'Success' in prophetic life is found in hardship & disappointment

Fr Asaeli Raass profile pic 150In the SVD Australian Province, attempts at being prophetic about Christ present in the people who have been pushed aside have taken various forms over the years. Prophetic indeed, when Divine Word Missionaries are trying to recognise the face of Christ in caring for asylum seekers and refugees (Melbourne & Bangkok), advocating for people living with AIDS (Thailand), ongoing support for the plight of Aboriginal and Torres Strait Islanders (Central Australia) and constantly raising funds to assist the many needed projects around the world (AUS Mission Office and MissionNZ).

Many have also dared to reach out in friendship to people at CANA communities in Sydney, who are suffering from loneliness, mental illness and addictions. The Missionaries also work in faith communities in more than 60 countries, with people of all faiths and none.

The long list of apostolates continues to extend the vision of Saint Arnold Janssen in the purpose and mission of Christ’s life. These are men who are not afraid of getting bruised by getting out and having a go at it. They have dared to encounter Christ outside the status quo.
Divine Word Missionaries – priests, brothers and lay partners – number more than 6000 strong, endeavour to see the face of Christ and to be the face of Christ in the world today.

But we all know that to keep the memory of Jesus alive is a dangerous thing to do. We have found ourselves scorned and challenged. We have felt the cracks in the ground. Yet, we have also found the humble Jesus in the poor. As religious missionaries we see no other way in this changing world. It calls to courage and generous response to God in faith, hope and love.

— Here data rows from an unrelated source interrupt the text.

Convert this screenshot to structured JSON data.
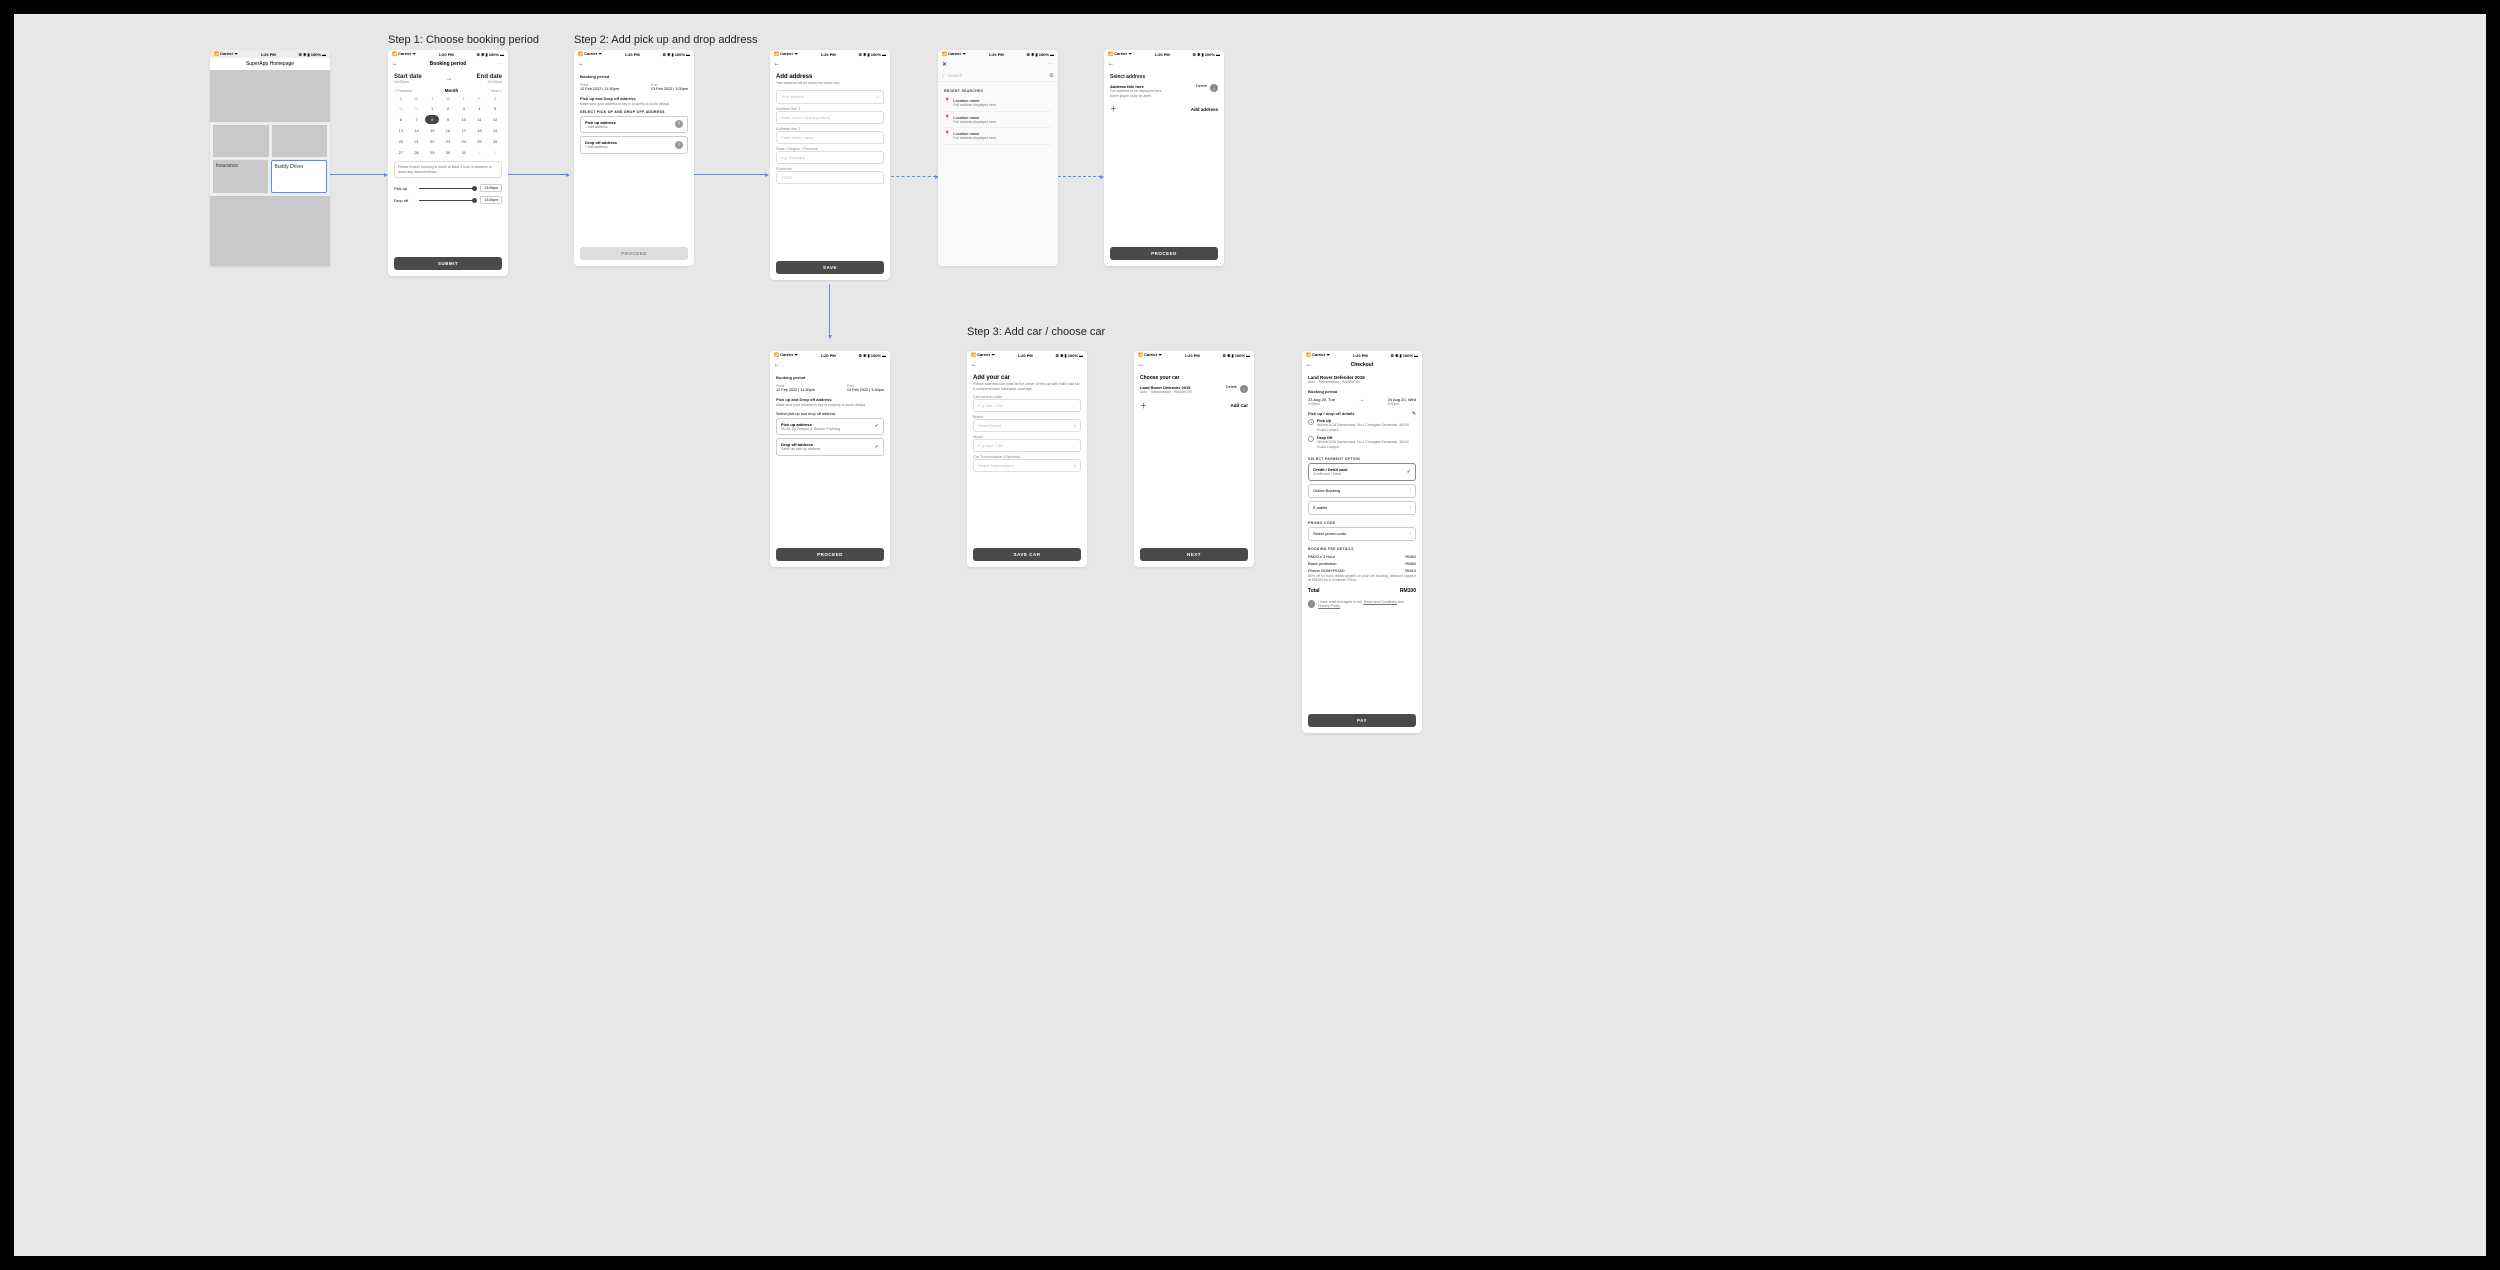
{
  "steps": {
    "s1": "Step 1: Choose booking period",
    "s2": "Step 2: Add pick up and drop address",
    "s3": "Step 3: Add car / choose car"
  },
  "status": {
    "carrier": "Carrier",
    "time": "1:20 PM",
    "battery": "100%"
  },
  "home": {
    "title": "SuperApp Homepage",
    "tile1": "Insurance",
    "tile2": "Buddy Driver"
  },
  "period": {
    "title": "Booking period",
    "start_label": "Start date",
    "start_time": "10:00pm",
    "end_label": "End date",
    "end_time": "10:00pm",
    "prev": "< Previous",
    "month": "Month",
    "next": "Next >",
    "dow": [
      "S",
      "M",
      "T",
      "W",
      "T",
      "F",
      "S"
    ],
    "note": "Please ensure booking is made at least 1 hour in advance to avoid any inconvenience.",
    "pickup": "Pick up",
    "dropoff": "Drop off",
    "slot": "13:00pm",
    "submit": "SUBMIT"
  },
  "step2a": {
    "bp_title": "Booking period",
    "start_l": "Start",
    "start_v": "12 Feb 2022 | 11:30pm",
    "end_l": "End",
    "end_v": "13 Feb 2022 | 3:30pm",
    "pd_title": "Pick up and Drop off address",
    "pd_help": "Make sure your address is key in properly to avoid delays.",
    "sel_title": "SELECT PICK UP AND DROP OFF ADDRESS",
    "pick_t": "Pick up address",
    "pick_s": "+ Add address",
    "drop_t": "Drop off address",
    "drop_s": "+ Add address",
    "proceed": "PROCEED"
  },
  "addaddr": {
    "title": "Add address",
    "sub": "Your address will be saved for future use.",
    "f_your": "Your address",
    "l_l1": "Address line 1",
    "p_l1": "Enter home / building name",
    "l_l2": "Address line 2",
    "p_l2": "Enter street / area",
    "l_state": "State / Region / Province",
    "p_state": "e.g. Selangor",
    "l_post": "Postcode",
    "p_post": "47000",
    "save": "SAVE"
  },
  "search": {
    "ph": "Search",
    "recent": "RECENT SEARCHES",
    "name": "Location name",
    "sub": "Full address displayed here."
  },
  "seladdr": {
    "title": "Select address",
    "card_t": "Address title here",
    "card_s1": "Full address to be displayed here",
    "card_s2": "lorem ipsum dolor sit amet.",
    "delete": "Delete",
    "add": "Add address",
    "proceed": "PROCEED"
  },
  "step3a": {
    "sel_title": "Select pick up and drop off address",
    "pick_s": "No.26 Jln Tempua 5, Bandar Puchong",
    "drop_s": "Same as pick up address",
    "proceed": "PROCEED"
  },
  "addcar": {
    "title": "Add your car",
    "sub": "Please note that you must be the owner of this car with valid road tax & comprehensive insurance coverage.",
    "l_plate": "Car number plate",
    "p_plate": "E.g VAA 1234",
    "l_brand": "Brand",
    "p_brand": "Select Brand",
    "l_model": "Model",
    "p_model": "E.g Myvi 1.5H",
    "l_trans": "Car Transmission (Optional)",
    "p_trans": "Select Transmission",
    "save": "SAVE CAR"
  },
  "choosecar": {
    "title": "Choose your car",
    "car_t": "Land Rover Defender 2015",
    "car_s": "Auto · Transmission · WWW9700",
    "delete": "Delete",
    "add": "Add Car",
    "next": "NEXT"
  },
  "checkout": {
    "title": "Checkout",
    "car_t": "Land Rover Defender 2015",
    "car_s": "Auto · Transmission · WWW9700",
    "bp": "Booking period",
    "d1": "23 Aug 20, Tue",
    "d1t": "4:30pm",
    "d2": "24 Aug 20, Wed",
    "d2t": "6:30pm",
    "pdo_title": "Pick up / drop off details",
    "pu_l": "Pick Up",
    "pu_a": "Wisma UOA Damansara, No.1 Changkat Semantan, 48100 Kuala Lumpur.",
    "do_l": "Drop Off",
    "do_a": "Wisma UOA Damansara, No.1 Changkat Semantan, 48100 Kuala Lumpur.",
    "pay_title": "SELECT PAYMENT OPTION",
    "pay_card": "Credit / Debit card",
    "pay_card_s": "Credit card / Debit",
    "pay_ob": "Online Banking",
    "pay_ew": "E-wallet",
    "promo_t": "PROMO CODE",
    "promo_p": "Select promo code",
    "fee_t": "BOOKING FEE DETAILS",
    "fee1_l": "RM20 x 3 Hour",
    "fee1_v": "RM60",
    "fee2_l": "Basic protection",
    "fee2_v": "RM50",
    "fee3_l": "Promo GOMYROAD",
    "fee3_v": "-RM10",
    "fee3_d": "30% off for food, drinks applied on your 3rd booking, discount capped at RM300 for a minimum 20km.",
    "total_l": "Total",
    "total_v": "RM100",
    "agree1": "I have read and agree to the ",
    "tnc": "Terms and Conditions",
    "and": " and ",
    "pp": "Privacy Policy",
    "pay": "PAY"
  }
}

Our religious life has meaning only to the extent that it is a sincere and genuine service of the Church especially to those in need. We cannot afford to let our mission spirituality be relegated to an individualistic and domesticated dying ember. St Mathew chapter 21 strongly states that any “fig tree that bears no fruit” has no right to a place in the sun.

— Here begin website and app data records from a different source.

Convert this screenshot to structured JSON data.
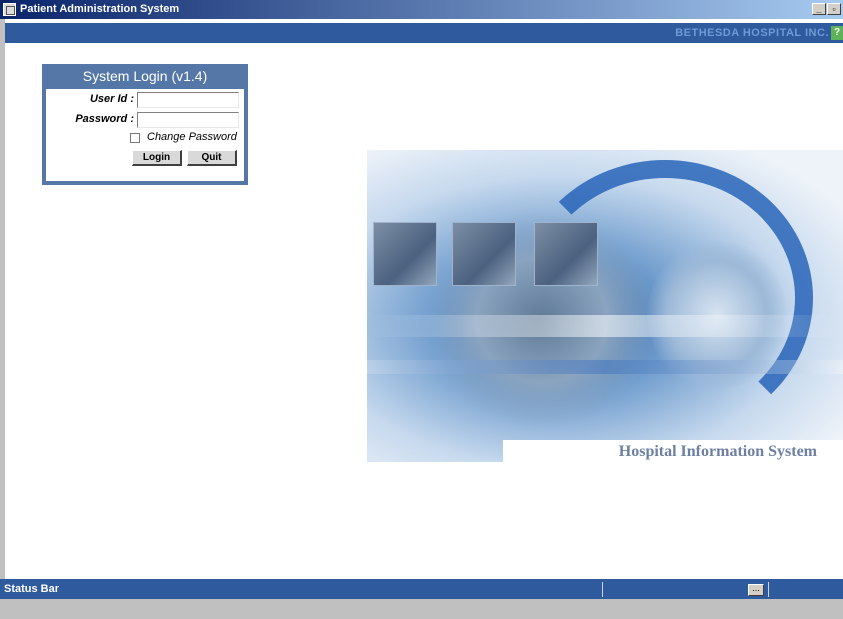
{
  "window": {
    "title": "Patient Administration System"
  },
  "banner": {
    "company": "BETHESDA HOSPITAL INC.",
    "help_icon": "help-icon"
  },
  "login": {
    "title": "System Login (v1.4)",
    "user_label": "User Id :",
    "user_value": "",
    "password_label": "Password :",
    "password_value": "",
    "change_password_label": "Change Password",
    "change_password_checked": false,
    "login_button": "Login",
    "quit_button": "Quit"
  },
  "hero": {
    "slogan": "Hospital Information System"
  },
  "status_bar": {
    "label": "Status Bar",
    "button": "..."
  },
  "colors": {
    "banner": "#2f5a9e",
    "login_header": "#5577a8",
    "slogan": "#6d7fa3"
  }
}
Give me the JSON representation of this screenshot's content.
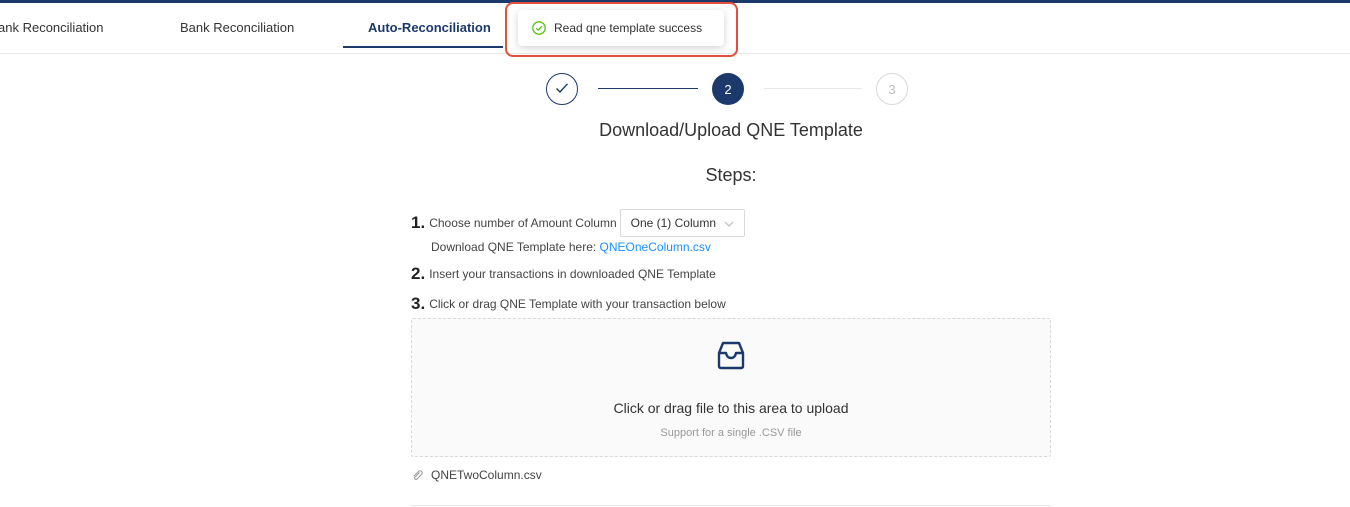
{
  "tabs": [
    {
      "label": "ank Reconciliation",
      "active": false
    },
    {
      "label": "Bank Reconciliation",
      "active": false
    },
    {
      "label": "Auto-Reconciliation",
      "active": true
    }
  ],
  "toast": {
    "message": "Read qne template success",
    "icon": "check-circle-icon",
    "status_color": "#52c41a"
  },
  "stepper": {
    "current": 2,
    "steps": [
      {
        "label": ""
      },
      {
        "label": "2"
      },
      {
        "label": "3"
      }
    ]
  },
  "title": "Download/Upload QNE Template",
  "steps_heading": "Steps:",
  "instructions": {
    "step1": {
      "number": "1.",
      "text": "Choose number of Amount Column",
      "select_value": "One (1) Column"
    },
    "download": {
      "text": "Download QNE Template here:",
      "link": "QNEOneColumn.csv"
    },
    "step2": {
      "number": "2.",
      "text": "Insert your transactions in downloaded QNE Template"
    },
    "step3": {
      "number": "3.",
      "text": "Click or drag QNE Template with your transaction below"
    }
  },
  "upload": {
    "icon": "inbox-icon",
    "text": "Click or drag file to this area to upload",
    "hint": "Support for a single .CSV file"
  },
  "uploaded_file": {
    "name": "QNETwoColumn.csv",
    "icon": "paperclip-icon"
  },
  "colors": {
    "primary": "#1b3a6b",
    "link": "#1890ff",
    "highlight": "#e0503c"
  }
}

To all those who are walking in the ghettos and streets of life, stand firm, “success” is also found in hardship and disappointments. Only when the grain of wheat dies does it yield a rich harvest (see Jn 12:24).

Yours in the Word,

Fr Asaeli Raass SVD